(Entries taken from a collection)
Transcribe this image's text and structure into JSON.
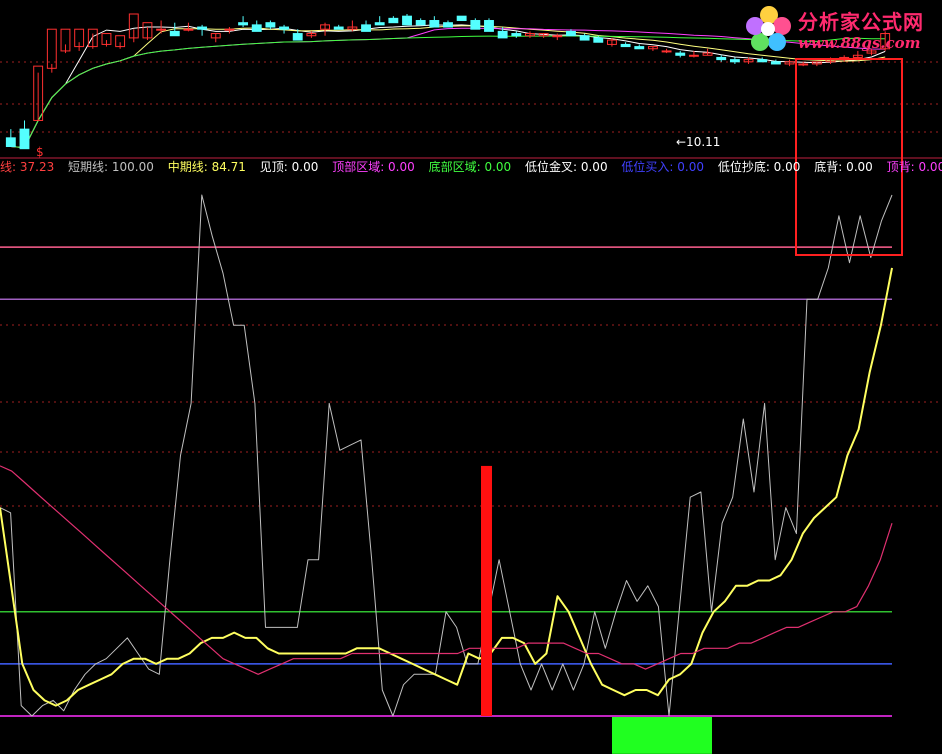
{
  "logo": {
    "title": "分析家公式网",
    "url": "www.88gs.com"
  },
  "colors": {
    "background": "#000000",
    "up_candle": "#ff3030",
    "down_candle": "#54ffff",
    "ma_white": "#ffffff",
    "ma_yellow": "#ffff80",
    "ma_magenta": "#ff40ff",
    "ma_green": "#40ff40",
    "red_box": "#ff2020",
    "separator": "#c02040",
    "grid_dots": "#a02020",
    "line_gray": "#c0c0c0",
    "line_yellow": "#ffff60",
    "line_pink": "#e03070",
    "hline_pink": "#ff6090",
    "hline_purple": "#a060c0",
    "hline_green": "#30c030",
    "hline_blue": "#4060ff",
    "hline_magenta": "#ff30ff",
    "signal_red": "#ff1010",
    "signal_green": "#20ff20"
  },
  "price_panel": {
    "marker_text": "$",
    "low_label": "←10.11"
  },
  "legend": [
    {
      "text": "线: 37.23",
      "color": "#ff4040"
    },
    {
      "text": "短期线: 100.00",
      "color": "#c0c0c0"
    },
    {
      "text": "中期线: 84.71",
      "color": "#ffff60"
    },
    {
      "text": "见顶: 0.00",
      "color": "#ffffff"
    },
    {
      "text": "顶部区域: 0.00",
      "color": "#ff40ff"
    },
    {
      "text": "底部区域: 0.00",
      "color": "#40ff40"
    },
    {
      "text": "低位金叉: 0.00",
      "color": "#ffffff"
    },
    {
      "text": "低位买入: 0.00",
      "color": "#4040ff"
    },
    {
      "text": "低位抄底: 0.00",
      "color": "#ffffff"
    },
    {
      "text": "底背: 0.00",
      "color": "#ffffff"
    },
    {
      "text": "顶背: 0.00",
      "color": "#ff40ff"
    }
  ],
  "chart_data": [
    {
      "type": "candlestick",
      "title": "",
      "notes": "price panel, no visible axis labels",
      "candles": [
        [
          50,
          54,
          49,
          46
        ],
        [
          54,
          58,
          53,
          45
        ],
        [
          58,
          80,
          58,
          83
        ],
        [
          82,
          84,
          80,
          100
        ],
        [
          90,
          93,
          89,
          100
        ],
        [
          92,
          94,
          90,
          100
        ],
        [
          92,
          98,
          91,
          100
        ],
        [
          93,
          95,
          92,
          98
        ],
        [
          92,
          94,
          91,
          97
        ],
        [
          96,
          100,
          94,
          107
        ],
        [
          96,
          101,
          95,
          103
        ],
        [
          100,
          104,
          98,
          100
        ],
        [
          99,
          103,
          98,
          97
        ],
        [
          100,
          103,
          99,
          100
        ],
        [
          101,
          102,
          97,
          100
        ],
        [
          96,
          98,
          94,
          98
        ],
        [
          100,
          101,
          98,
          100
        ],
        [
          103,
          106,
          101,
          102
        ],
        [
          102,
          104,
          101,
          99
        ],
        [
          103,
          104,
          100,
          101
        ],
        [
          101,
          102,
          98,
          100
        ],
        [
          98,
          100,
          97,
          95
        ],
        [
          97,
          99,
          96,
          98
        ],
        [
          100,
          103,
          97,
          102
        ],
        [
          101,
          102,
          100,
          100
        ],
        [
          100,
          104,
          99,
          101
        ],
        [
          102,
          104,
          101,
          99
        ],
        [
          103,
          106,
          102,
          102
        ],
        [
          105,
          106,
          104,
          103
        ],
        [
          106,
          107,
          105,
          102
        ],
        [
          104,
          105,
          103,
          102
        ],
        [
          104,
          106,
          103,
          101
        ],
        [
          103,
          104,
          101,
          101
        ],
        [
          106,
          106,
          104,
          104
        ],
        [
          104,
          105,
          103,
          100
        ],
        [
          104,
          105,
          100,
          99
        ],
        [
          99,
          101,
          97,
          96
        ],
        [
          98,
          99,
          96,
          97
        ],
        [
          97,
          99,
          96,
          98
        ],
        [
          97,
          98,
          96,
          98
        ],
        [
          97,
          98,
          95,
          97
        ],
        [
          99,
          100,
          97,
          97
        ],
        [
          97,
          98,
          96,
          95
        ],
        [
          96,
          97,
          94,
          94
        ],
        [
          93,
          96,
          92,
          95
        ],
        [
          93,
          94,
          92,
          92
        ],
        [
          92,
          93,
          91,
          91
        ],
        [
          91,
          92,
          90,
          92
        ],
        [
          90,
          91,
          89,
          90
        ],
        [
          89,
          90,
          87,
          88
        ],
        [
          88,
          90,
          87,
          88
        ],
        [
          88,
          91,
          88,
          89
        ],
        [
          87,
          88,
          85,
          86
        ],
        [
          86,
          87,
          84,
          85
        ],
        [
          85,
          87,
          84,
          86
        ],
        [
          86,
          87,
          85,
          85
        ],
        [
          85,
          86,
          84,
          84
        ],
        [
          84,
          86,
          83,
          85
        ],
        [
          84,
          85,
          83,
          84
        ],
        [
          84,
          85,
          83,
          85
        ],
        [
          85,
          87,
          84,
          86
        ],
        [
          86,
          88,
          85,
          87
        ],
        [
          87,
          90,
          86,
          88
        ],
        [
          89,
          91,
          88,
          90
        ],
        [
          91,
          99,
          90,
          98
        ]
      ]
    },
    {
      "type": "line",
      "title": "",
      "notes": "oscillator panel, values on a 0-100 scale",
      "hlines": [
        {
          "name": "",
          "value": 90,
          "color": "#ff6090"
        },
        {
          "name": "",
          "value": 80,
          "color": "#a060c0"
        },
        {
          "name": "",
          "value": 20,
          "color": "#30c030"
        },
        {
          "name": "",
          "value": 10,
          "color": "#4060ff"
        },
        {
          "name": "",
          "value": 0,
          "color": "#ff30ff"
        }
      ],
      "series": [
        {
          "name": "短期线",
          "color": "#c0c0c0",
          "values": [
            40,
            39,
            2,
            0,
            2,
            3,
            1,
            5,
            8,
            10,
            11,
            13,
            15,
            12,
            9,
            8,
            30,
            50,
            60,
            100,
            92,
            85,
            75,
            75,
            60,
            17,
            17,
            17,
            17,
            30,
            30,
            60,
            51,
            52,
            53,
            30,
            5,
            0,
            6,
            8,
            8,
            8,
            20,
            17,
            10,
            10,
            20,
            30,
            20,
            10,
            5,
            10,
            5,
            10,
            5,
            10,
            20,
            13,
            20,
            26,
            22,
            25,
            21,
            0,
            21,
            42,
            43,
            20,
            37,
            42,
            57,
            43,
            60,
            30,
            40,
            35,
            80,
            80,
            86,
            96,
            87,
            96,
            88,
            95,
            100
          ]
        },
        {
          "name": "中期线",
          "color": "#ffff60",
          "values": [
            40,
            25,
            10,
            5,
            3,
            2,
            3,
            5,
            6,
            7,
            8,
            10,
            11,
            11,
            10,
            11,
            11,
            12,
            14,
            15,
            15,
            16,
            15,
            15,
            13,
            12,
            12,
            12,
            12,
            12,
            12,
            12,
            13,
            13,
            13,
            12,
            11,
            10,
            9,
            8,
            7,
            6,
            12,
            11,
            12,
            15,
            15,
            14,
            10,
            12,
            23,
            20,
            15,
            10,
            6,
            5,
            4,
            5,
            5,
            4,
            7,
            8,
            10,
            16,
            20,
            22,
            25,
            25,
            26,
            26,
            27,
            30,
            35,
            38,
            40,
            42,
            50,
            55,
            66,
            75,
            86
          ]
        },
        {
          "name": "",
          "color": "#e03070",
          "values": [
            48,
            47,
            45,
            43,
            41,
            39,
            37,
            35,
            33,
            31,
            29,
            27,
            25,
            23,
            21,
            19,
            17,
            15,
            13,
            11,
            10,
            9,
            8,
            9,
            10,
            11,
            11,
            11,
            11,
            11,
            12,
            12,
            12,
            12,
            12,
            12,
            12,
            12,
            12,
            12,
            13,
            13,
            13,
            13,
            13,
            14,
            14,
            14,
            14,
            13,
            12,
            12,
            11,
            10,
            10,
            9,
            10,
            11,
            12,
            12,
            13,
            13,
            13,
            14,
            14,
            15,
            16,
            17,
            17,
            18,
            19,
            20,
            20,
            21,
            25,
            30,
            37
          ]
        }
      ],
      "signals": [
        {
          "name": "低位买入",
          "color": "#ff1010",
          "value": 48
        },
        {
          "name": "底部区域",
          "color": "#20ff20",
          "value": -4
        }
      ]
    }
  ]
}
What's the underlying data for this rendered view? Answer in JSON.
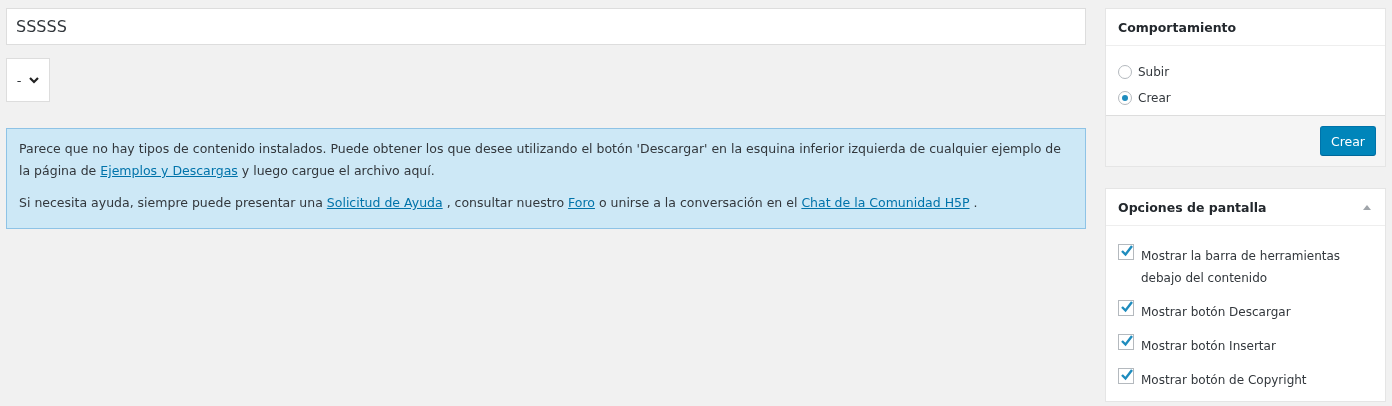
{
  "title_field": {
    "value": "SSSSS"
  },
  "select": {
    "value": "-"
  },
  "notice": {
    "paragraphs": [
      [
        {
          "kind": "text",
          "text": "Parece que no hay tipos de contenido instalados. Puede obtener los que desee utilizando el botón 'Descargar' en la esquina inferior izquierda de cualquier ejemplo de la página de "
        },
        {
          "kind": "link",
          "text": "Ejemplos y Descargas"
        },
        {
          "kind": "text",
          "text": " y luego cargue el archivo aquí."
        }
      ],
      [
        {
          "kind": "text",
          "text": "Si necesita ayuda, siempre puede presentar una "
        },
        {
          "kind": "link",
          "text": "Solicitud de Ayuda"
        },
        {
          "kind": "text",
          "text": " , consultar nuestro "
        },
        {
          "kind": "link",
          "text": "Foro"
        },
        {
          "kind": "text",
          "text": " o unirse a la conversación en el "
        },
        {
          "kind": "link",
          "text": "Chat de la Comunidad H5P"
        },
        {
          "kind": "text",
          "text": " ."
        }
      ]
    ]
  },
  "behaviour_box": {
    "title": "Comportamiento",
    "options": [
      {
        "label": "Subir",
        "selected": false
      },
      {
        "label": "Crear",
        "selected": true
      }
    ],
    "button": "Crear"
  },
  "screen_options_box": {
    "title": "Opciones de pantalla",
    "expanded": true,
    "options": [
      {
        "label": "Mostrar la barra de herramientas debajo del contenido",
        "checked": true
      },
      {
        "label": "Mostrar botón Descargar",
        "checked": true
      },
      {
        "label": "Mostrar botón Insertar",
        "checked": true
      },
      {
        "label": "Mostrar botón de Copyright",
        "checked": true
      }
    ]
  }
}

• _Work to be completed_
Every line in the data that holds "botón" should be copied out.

• _Expected answer_
          "text": "Parece que no hay tipos de contenido instalados. Puede obtener los que desee utilizando el botón 'Descargar' en la esquina inferior izquierda de cualquier ejemplo de la página de "
        "label": "Mostrar botón Descargar",
        "label": "Mostrar botón Insertar",
        "label": "Mostrar botón de Copyright",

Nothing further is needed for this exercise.